Functional Electrical Stimulation (FES)

For a more direct treatment, FES is a process in which a device transmits electrical currents to the nerve cells in the damaged muscles of the leg or foot while one is in motion. Positioned on the leg or around the waist, a small sensor is placed within the shoe that triggers the device to fire with every step, mimicking the natural fire of synapses in the brain. Pursuing FES treatment is something that a therapist can recommend based upon the severity of a patient’s condition, so it is always a good idea to consult with a doctor before choosing this procedure.

 

Ankle-Foot Orthoses (AFO) or Braces

If physical therapy and FES treatments show no results, then it may be time to consider using an ankle-foot orthoses (AFO) to improve functionality. An AFO is a kind of brace that prevents the front of the foot from dipping down and disrupting walking movements. The foot is held firmly in place by the device, and the wearer can choose from a range of available looks that meets their needs. There are styles that mold right into a pair of regular shoes, and other designs may call for a shoe with a greater depth.

For a design that is both comfortable and inconspicuous, as well as affordable, the SaeboStep—made to replace cumbersome, unreliable splints and braces within the shoe—is a unique foot drop brace that gives excellent support and plenty of space when walking. Speak with a therapist to decide which options will give the best assistance.

 

Overcoming Foot Drop

Dealing with MS certainly has its difficulties, but limited mobility doesn’t have to be one of them. It’s important to remember that foot drop is a result of other issues caused by MS, such as numbness, leg spasms, instability with balance, and exhaustion; thus, finding a treatment that alleviates foot drop can be a huge benefit for not only personal rehabilitation, but also for conserving energy and channeling it into a positive outlook for the future. The methods listed above will certainly offer physical advancement, but it is always a good idea to consult with a professional who can assess the correct the pathway to recovery. Suffering from foot drop may feel like an uphill battle, but with patience and positivity, reaching the top is possible.

 


All content provided on this blog is for informational purposes only and is not intended to be a substitute for professional medical advice, diagnosis, or treatment. Always seek the advice of your physician or other qualified health provider with any questions you may have regarding a medical condition. If you think you may have a medical emergency, call your doctor or 911 immediately. Reliance on any information provided by the Saebo website is solely at your own risk.

 




Leave a Reply

This site uses Akismet to reduce spam.

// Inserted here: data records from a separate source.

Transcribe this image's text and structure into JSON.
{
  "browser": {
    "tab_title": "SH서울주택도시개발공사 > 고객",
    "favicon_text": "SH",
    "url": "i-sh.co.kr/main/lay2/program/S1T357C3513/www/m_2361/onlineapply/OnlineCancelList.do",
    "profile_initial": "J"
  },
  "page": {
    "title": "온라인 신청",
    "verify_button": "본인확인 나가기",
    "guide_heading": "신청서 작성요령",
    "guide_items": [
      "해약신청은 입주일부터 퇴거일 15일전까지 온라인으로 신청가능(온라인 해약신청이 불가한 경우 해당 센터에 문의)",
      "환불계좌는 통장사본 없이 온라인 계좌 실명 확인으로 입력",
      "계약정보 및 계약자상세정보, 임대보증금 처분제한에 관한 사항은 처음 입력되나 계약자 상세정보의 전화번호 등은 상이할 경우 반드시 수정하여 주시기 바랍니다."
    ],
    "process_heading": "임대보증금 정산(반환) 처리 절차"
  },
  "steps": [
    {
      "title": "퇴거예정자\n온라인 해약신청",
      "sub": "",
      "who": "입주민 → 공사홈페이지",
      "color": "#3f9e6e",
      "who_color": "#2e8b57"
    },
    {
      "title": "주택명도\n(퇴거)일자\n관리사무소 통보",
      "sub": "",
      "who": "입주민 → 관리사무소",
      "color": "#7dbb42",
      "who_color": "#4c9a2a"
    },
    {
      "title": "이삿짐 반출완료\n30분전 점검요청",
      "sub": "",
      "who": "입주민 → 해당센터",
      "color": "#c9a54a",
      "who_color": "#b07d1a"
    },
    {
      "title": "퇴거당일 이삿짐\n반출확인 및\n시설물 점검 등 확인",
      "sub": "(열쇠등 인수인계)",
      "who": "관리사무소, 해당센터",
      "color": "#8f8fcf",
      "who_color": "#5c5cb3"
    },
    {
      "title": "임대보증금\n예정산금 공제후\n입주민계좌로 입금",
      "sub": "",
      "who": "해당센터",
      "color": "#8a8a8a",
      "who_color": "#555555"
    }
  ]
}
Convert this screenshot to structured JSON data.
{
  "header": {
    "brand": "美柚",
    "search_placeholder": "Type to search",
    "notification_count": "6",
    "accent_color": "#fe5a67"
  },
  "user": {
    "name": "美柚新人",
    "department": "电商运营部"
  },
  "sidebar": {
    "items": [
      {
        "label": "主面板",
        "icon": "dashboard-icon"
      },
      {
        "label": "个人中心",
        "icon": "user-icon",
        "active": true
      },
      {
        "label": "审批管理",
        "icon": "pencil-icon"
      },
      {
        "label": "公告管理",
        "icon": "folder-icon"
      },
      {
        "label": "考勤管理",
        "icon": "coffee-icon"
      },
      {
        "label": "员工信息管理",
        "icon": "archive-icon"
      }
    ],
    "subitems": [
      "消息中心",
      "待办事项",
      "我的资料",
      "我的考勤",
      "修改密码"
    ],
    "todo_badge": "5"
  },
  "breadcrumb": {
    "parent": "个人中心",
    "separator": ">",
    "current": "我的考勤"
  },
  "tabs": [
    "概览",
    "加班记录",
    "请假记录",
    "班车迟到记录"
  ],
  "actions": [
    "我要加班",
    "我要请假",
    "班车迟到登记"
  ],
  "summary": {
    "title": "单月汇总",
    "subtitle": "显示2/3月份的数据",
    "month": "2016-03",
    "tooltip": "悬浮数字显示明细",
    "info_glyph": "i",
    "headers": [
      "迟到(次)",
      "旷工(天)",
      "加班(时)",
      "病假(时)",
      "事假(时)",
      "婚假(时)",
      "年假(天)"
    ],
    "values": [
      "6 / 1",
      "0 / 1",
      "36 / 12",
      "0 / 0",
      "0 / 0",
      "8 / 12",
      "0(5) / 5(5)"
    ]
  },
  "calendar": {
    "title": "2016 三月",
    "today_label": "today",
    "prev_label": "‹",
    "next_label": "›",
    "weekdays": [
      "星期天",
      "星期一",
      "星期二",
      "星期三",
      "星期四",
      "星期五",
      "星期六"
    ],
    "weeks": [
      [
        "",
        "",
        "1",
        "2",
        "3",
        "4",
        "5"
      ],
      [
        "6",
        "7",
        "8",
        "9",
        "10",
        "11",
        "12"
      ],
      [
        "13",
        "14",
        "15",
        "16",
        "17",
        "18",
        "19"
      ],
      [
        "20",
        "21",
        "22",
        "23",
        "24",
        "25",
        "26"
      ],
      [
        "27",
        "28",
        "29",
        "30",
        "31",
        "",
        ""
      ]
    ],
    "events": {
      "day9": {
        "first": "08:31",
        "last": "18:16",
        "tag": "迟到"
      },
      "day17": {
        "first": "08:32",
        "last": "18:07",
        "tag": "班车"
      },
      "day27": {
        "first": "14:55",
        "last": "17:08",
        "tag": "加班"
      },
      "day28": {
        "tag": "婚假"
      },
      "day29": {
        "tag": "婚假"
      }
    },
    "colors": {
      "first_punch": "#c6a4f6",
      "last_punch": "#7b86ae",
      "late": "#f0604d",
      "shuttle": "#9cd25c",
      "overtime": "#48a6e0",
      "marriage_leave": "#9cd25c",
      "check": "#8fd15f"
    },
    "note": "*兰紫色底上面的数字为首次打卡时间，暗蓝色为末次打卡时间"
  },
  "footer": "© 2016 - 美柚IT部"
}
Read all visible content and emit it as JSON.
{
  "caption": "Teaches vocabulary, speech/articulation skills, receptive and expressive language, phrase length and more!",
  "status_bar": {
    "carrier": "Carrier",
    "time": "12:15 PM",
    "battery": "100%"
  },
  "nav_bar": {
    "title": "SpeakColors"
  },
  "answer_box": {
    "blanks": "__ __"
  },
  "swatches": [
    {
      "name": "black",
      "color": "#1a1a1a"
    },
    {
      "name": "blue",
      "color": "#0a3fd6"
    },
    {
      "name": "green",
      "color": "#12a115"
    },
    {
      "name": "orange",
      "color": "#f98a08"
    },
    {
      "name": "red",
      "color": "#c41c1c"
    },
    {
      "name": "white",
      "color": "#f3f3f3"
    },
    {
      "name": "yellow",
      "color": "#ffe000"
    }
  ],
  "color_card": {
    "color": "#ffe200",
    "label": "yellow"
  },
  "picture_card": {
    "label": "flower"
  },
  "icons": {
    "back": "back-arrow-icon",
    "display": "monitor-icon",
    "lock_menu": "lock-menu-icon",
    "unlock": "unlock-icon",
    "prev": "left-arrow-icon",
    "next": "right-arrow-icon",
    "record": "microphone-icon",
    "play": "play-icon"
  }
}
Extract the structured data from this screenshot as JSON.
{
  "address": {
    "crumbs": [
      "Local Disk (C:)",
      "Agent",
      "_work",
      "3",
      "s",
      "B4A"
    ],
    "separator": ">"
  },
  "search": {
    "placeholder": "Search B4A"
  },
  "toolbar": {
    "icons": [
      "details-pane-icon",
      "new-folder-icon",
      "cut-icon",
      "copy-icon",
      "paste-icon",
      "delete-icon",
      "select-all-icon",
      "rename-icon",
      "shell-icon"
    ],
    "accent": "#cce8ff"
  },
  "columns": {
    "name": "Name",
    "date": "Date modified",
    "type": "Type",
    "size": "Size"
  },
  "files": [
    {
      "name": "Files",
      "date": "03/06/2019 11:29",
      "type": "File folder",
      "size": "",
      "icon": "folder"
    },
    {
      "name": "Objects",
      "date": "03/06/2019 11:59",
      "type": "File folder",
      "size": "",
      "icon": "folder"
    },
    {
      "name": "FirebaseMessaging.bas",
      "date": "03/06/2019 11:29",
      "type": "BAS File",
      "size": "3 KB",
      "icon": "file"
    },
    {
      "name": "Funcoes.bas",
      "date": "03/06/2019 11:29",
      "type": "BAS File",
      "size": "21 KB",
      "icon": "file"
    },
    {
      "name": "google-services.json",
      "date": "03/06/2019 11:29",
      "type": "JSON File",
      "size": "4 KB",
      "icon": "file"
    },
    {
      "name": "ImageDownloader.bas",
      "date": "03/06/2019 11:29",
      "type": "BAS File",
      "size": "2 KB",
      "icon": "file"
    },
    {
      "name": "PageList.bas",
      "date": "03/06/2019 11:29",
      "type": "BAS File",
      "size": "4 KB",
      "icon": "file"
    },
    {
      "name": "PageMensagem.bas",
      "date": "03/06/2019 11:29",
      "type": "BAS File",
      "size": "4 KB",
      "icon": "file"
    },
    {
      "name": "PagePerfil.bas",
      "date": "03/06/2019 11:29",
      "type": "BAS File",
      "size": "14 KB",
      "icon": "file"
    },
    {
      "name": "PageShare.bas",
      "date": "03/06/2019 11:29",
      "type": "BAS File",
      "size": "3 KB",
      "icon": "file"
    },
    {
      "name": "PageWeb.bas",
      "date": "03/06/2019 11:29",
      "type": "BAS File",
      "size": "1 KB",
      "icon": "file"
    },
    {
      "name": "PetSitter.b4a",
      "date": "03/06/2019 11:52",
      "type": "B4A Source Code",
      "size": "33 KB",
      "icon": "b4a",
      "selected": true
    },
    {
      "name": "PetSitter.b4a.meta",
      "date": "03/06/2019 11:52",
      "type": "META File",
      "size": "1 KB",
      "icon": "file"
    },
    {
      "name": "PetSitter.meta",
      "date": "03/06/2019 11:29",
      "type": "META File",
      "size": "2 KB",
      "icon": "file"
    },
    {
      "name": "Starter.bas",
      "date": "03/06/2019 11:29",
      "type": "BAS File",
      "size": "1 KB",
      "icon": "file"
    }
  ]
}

Learn how your comment data is processed.

Recovering your arm and shoulder movement after a stroke can be challenging. That why it’s important to incorporate... https://t.co/qbgM2cqhmG